== Segment start ==
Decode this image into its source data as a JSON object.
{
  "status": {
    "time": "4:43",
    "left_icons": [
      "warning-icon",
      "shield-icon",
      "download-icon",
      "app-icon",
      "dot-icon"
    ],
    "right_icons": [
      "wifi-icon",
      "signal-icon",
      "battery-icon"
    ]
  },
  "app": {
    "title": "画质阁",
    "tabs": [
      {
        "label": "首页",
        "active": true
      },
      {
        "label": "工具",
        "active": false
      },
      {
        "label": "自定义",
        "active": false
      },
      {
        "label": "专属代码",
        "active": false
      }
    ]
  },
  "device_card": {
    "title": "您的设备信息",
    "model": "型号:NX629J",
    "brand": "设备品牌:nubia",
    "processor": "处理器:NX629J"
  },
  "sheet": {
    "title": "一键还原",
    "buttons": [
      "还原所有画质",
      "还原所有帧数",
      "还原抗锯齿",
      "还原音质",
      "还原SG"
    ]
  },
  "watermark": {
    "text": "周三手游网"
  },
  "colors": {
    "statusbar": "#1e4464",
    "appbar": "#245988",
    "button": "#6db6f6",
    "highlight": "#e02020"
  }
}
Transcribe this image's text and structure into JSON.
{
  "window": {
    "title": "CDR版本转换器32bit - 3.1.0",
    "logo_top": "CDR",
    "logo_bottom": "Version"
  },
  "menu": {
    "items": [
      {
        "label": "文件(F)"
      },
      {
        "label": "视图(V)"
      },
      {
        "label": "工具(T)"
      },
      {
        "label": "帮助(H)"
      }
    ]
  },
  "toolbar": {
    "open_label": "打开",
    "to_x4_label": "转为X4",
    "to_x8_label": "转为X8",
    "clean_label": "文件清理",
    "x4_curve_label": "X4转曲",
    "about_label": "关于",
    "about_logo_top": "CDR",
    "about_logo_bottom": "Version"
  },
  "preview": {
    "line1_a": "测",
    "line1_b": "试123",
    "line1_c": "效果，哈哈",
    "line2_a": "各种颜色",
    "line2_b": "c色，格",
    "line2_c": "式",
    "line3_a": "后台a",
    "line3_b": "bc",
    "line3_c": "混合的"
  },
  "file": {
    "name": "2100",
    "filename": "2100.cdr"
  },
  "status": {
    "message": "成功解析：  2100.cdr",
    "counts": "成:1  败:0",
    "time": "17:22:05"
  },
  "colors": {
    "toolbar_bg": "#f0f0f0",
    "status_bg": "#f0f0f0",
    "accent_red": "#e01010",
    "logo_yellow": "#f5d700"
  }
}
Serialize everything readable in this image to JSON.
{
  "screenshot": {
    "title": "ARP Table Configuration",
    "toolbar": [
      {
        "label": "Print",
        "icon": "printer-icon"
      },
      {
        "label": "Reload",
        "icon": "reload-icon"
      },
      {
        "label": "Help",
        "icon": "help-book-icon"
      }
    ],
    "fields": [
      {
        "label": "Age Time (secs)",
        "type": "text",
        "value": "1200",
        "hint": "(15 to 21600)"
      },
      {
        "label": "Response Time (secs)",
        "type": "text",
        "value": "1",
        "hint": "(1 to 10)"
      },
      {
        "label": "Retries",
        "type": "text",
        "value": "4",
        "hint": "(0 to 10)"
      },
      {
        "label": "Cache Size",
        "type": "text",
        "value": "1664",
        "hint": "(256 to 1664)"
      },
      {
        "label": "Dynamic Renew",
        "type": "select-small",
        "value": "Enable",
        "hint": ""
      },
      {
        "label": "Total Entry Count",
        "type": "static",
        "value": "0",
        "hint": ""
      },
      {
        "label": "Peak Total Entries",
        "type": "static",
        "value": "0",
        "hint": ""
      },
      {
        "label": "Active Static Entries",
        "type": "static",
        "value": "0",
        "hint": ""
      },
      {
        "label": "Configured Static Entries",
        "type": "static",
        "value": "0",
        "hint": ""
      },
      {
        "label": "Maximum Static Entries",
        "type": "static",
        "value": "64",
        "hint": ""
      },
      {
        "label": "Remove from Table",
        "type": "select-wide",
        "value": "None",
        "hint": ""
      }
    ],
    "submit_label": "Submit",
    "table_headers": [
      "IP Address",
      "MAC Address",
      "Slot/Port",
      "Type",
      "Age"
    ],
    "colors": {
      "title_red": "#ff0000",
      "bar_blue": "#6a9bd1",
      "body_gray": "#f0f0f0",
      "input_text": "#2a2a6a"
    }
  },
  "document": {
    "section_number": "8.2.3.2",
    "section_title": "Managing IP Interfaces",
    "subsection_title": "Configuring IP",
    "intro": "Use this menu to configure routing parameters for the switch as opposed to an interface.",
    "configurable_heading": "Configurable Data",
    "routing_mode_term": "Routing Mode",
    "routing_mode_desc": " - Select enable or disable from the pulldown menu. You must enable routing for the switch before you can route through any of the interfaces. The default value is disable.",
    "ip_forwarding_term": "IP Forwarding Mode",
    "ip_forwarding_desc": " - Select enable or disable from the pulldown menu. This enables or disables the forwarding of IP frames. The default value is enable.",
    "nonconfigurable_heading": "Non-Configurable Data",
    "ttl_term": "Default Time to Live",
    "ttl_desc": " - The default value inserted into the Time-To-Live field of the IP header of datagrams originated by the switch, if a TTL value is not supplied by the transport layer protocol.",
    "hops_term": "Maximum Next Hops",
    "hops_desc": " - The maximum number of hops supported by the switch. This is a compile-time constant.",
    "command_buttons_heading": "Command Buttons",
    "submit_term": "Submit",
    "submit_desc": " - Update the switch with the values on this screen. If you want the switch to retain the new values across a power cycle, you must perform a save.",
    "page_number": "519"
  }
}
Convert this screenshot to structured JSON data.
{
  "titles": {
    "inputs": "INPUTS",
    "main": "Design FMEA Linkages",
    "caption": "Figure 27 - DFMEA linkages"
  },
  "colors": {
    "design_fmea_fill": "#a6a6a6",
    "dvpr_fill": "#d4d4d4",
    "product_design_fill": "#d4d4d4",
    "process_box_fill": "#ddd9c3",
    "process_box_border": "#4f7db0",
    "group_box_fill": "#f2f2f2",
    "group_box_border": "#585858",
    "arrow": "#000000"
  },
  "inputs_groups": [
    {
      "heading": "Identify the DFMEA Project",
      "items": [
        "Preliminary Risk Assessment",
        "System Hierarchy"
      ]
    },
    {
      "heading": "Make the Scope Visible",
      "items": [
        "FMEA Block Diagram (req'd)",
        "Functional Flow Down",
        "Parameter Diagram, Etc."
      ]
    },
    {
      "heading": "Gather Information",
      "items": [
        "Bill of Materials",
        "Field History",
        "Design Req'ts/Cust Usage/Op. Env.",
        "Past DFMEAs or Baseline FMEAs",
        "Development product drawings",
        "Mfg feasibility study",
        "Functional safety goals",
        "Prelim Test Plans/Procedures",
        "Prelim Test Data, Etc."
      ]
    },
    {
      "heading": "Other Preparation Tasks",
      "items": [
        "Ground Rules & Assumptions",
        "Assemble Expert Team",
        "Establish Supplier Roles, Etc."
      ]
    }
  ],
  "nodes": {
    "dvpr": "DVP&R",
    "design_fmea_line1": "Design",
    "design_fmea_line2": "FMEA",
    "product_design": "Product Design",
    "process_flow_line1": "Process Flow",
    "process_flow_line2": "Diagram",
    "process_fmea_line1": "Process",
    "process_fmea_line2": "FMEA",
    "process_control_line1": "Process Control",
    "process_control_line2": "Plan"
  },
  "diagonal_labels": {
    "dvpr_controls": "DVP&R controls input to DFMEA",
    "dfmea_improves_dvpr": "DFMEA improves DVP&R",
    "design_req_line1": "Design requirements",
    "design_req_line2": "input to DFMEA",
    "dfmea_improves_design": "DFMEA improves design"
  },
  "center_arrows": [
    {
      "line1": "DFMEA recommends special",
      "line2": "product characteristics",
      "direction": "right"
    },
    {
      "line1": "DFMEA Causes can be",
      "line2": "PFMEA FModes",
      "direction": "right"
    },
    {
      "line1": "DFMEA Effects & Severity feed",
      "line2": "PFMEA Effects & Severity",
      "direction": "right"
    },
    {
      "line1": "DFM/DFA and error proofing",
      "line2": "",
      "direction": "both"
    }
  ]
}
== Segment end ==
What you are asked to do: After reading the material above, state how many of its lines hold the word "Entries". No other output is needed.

Answer to the problem: 4